When are decisions triggered in the subconscious minds of children?
- What am I not stepping into and why?
- “Someday” and “never” have the same numerical value in that they both equal zero … and other highlights from “Decide.”
- Decisions: The School Uniform and Releasing Trapped Energy
- The big decisions will help guide the smaller decisions
- That thing you think is going to happen might not happen.
- When you change your mind, you change your mind
- The tiny little secret of the tipping point
- When are decisions triggered in the subconscious minds of children?
- Give a Voice to Your Truth and a Truth to Your Voice
- What if you just don’t have the capacity to decide? What if you don’t have a prefrontal cortex? What if you’re, like, a teenager.
- “Wait, I take that back.” Are our decisions reversible?
- Dictatorship or democracy? Which is better for decision-making?
- In a back alley brawl, “Decide” is going to win out over “Hope.”
- Decisions Beget Decisions
- What if the “primary” decisions became the “secondary” decisions?
- Simple but not easy
- Not Simple and Not Easy
- I can’t, uh, decide! Which cover for the “Decide” book!?
- If you build it, they will come. What if you decide? Will they come, too?
- My idea of a good time
- Decision-making, belief, and behavioral biases
The good news and the bad news: they’re triggered all the time.
As an adult, I’m very conscious of the fact that memories are being recorded (and tiny decisions being made) all the time in my kids–and all kids … and all people for that matter.
The thing is: you don’t know which ones are going to stick.
This is an excerpt from a chapter of the upcoming book “Decide,” out October 17, 2018. You know when Star Wars released prequels after the other movies? This is like that. Decide comes before Every Single Day.
You can go to a lot of trouble to make it all a big deal to try to force the memory, that important moment, but the truth is, it’s going to be what it’s going to be.
As much as I think it’d be wonderful if my son went to the University of Groningen, I have little influence as to what will happen in his future.
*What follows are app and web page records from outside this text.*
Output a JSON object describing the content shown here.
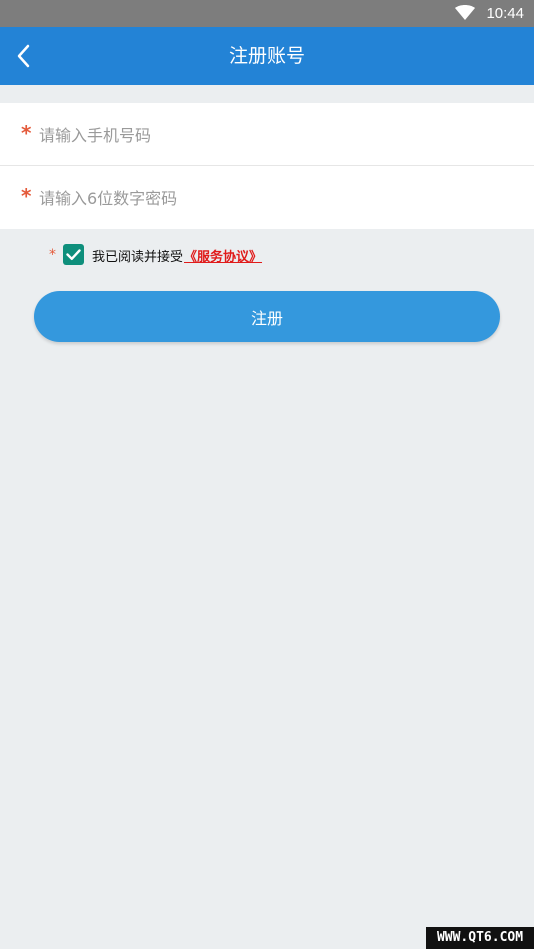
{
  "status_bar": {
    "time": "10:44",
    "icon": "wifi-icon"
  },
  "app_bar": {
    "title": "注册账号",
    "back_icon": "back-arrow-icon",
    "color": "#2383d6"
  },
  "form": {
    "phone": {
      "required_mark": "*",
      "value": "",
      "placeholder": "请输入手机号码"
    },
    "password": {
      "required_mark": "*",
      "value": "",
      "placeholder": "请输入6位数字密码"
    }
  },
  "agreement": {
    "required_mark": "*",
    "checked": true,
    "text": "我已阅读并接受",
    "link_text": "《服务协议》",
    "link_color": "#e01b1b",
    "checkbox_color": "#0e8f7c"
  },
  "register_button": {
    "label": "注册",
    "color": "#3498dd"
  },
  "watermark": "WWW.QT6.COM"
}
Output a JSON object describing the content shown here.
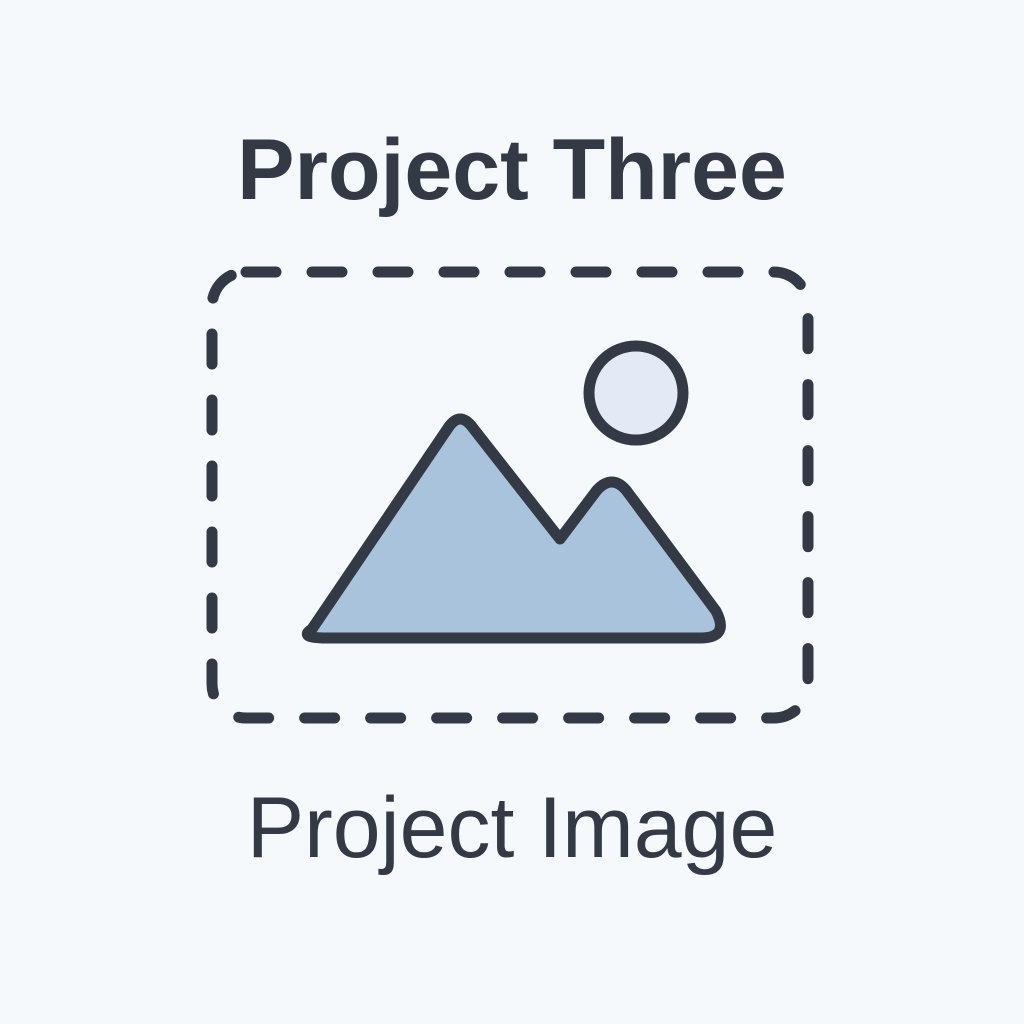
{
  "project": {
    "title": "Project Three",
    "image_caption": "Project Image"
  },
  "icons": {
    "placeholder": "image-placeholder-icon",
    "mountains": "mountain-icon",
    "sun": "sun-icon"
  },
  "colors": {
    "background": "#f6f9fc",
    "text": "#333a45",
    "stroke": "#333a45",
    "mountain_fill": "#a9c3dd",
    "sun_fill": "#e2ebf5"
  }
}
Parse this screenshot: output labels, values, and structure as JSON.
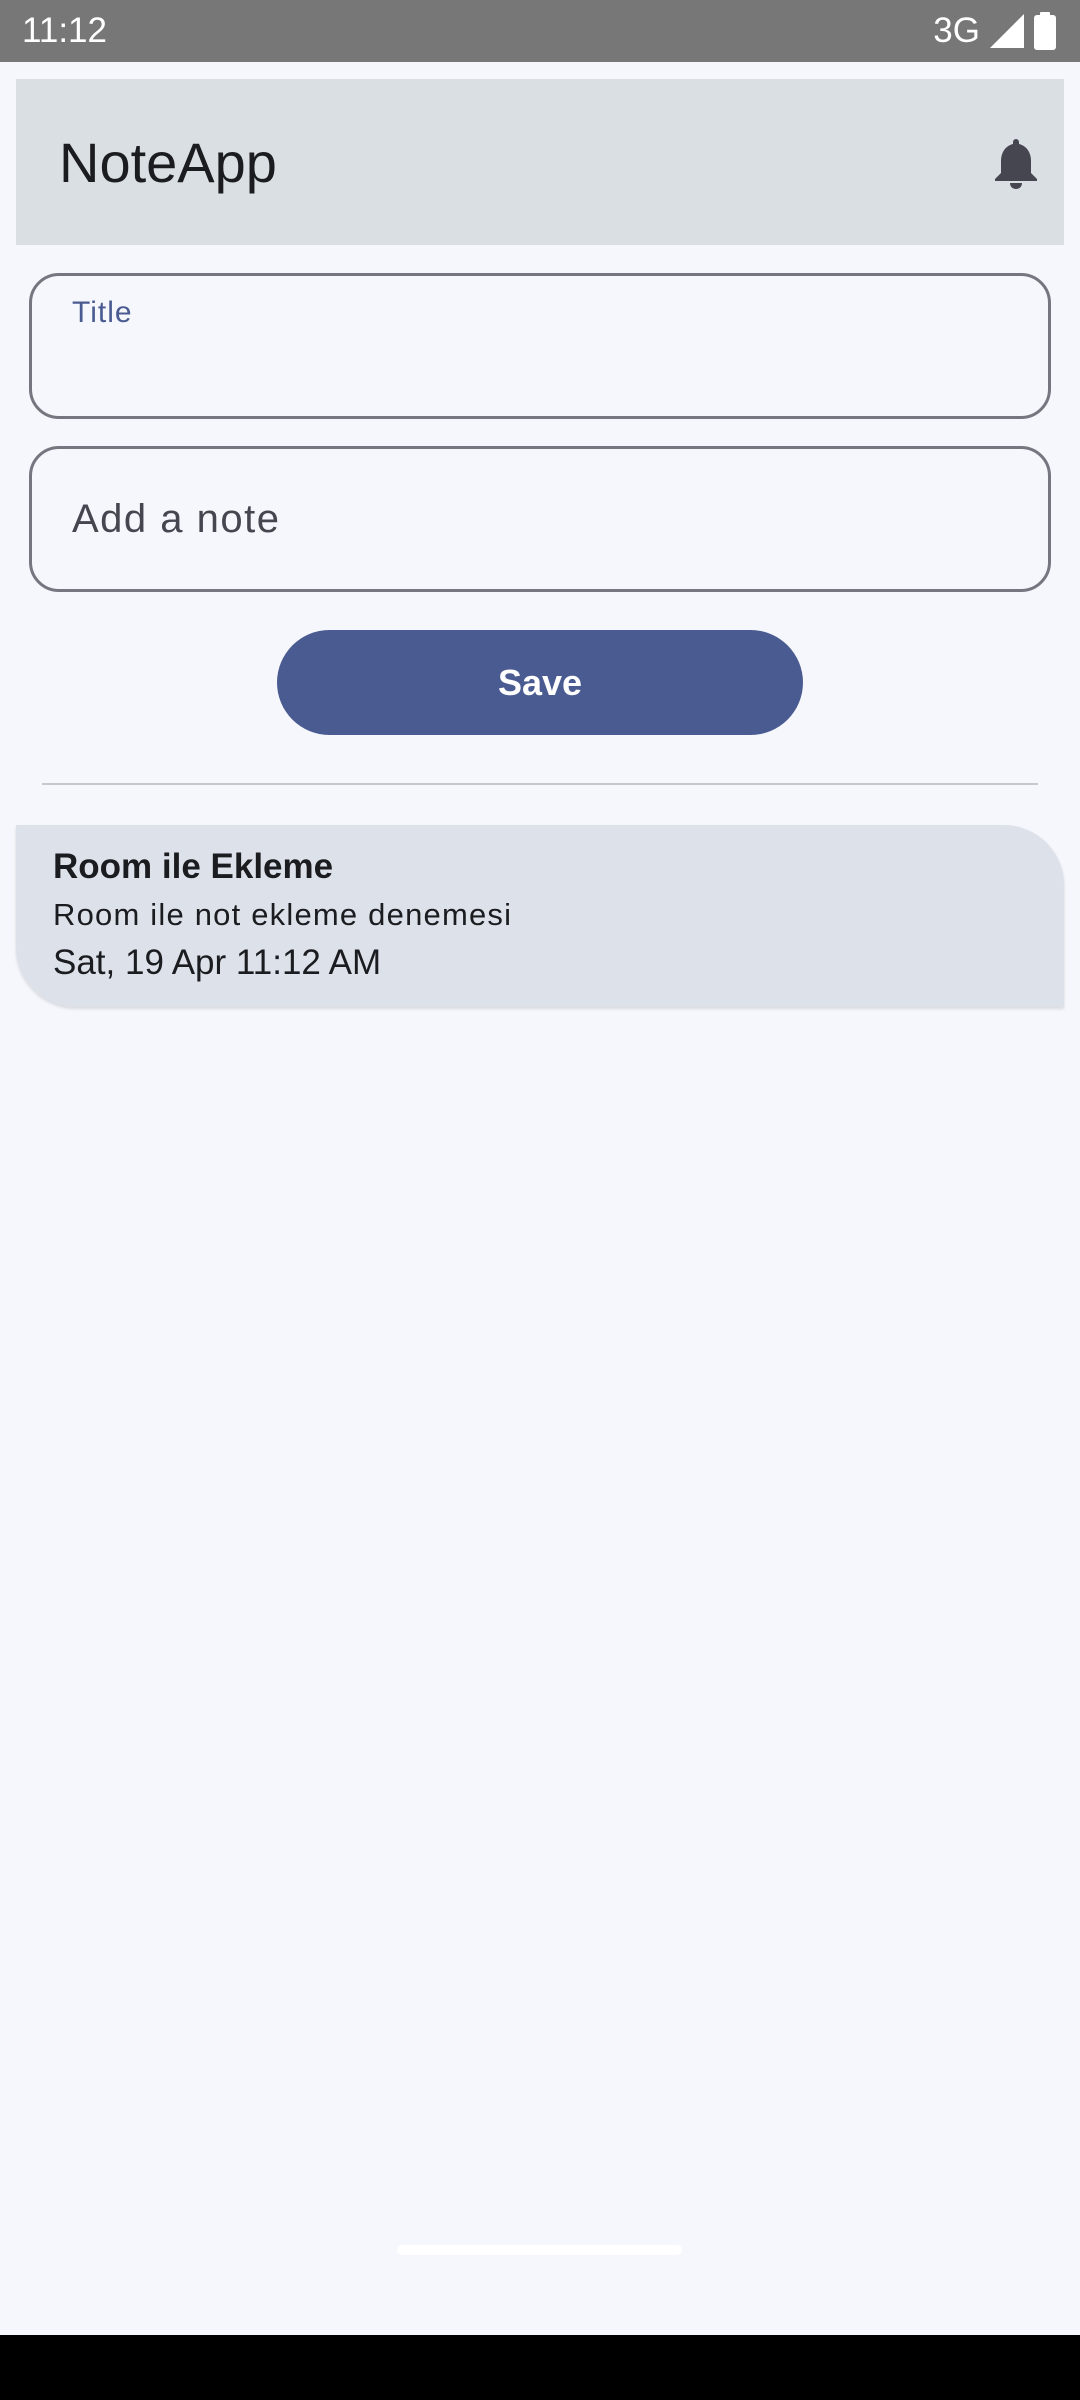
{
  "status_bar": {
    "time": "11:12",
    "network": "3G",
    "icons": [
      "signal-icon",
      "battery-icon"
    ]
  },
  "app_bar": {
    "title": "NoteApp",
    "action_icon": "bell-icon"
  },
  "form": {
    "title_label": "Title",
    "title_value": "",
    "note_placeholder": "Add a note",
    "save_label": "Save"
  },
  "notes": [
    {
      "title": "Room ile Ekleme",
      "body": "Room ile not ekleme denemesi",
      "date": "Sat, 19 Apr 11:12 AM"
    }
  ],
  "colors": {
    "primary": "#4a5b91",
    "app_bar_bg": "#dadfe3",
    "card_bg": "#dde2ea",
    "background": "#f6f7fc"
  }
}
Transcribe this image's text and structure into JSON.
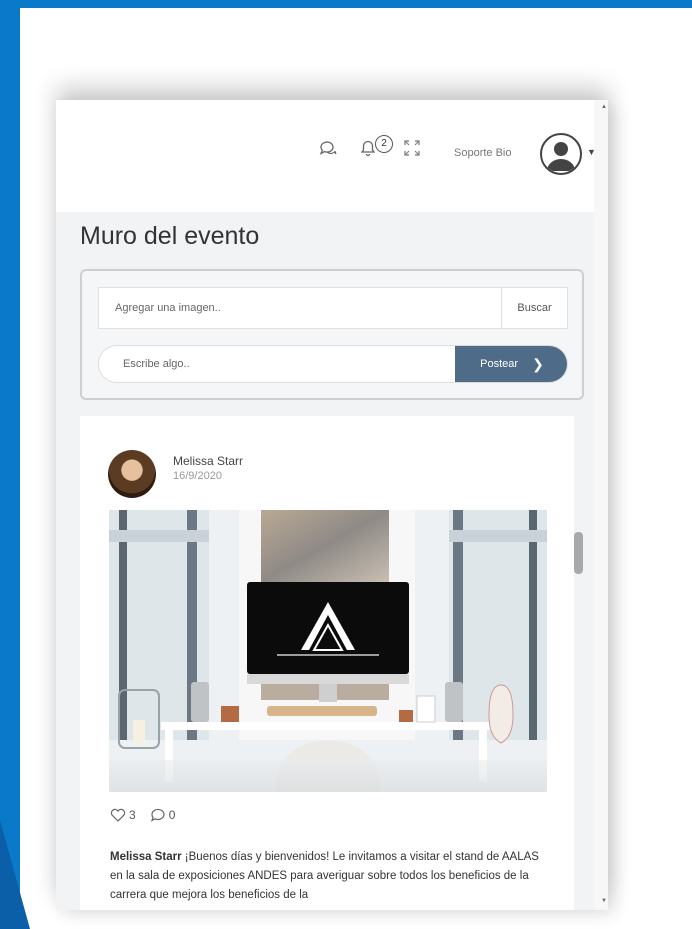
{
  "header": {
    "support_label": "Soporte Bio",
    "notification_count": "2",
    "icons": [
      "chat-icon",
      "bell-icon",
      "expand-icon",
      "user-avatar-icon"
    ]
  },
  "page": {
    "title": "Muro del evento"
  },
  "composer": {
    "image_placeholder": "Agregar una imagen..",
    "browse_label": "Buscar",
    "text_placeholder": "Escribe algo..",
    "post_label": "Postear"
  },
  "post": {
    "author": "Melissa Starr",
    "date": "16/9/2020",
    "likes": "3",
    "comments": "0",
    "body_author": "Melissa Starr",
    "body_text": " ¡Buenos días y bienvenidos! Le invitamos a visitar el stand de AALAS en la sala de exposiciones ANDES para averiguar sobre todos los beneficios de la carrera que mejora los beneficios de la"
  },
  "colors": {
    "frame_blue": "#0a79c9",
    "post_button": "#4e6b87"
  }
}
Well, I have some influence, but it’s a bit like herding jellyfish: you don’t want to touch them and they’re just so squishy.
Like herding jellyfish: you don’t want to touch them and they’re just so squishy.
But some things can stick more than others.
Here’s a video from the pre-week festivities where the older students welcome the first-year students and show off their student clubs (see the rowing club up above in the second float?) to entice them to join. Let’s just say that Groningen is a fun student town. Compare this with the photo of the actual university below.
He might remember the thump-your-heart-bass-beat of the bouncing student float. Whereas I might remember the Harry Potter-esque university building.
Then again, it might be reversed.
That’s the beauty of the triggering of the decision-making process. We can think we have some influence, but it might go completely in another direction.
The good news? That’s actually good news. If we could predict everything, what fun would that be?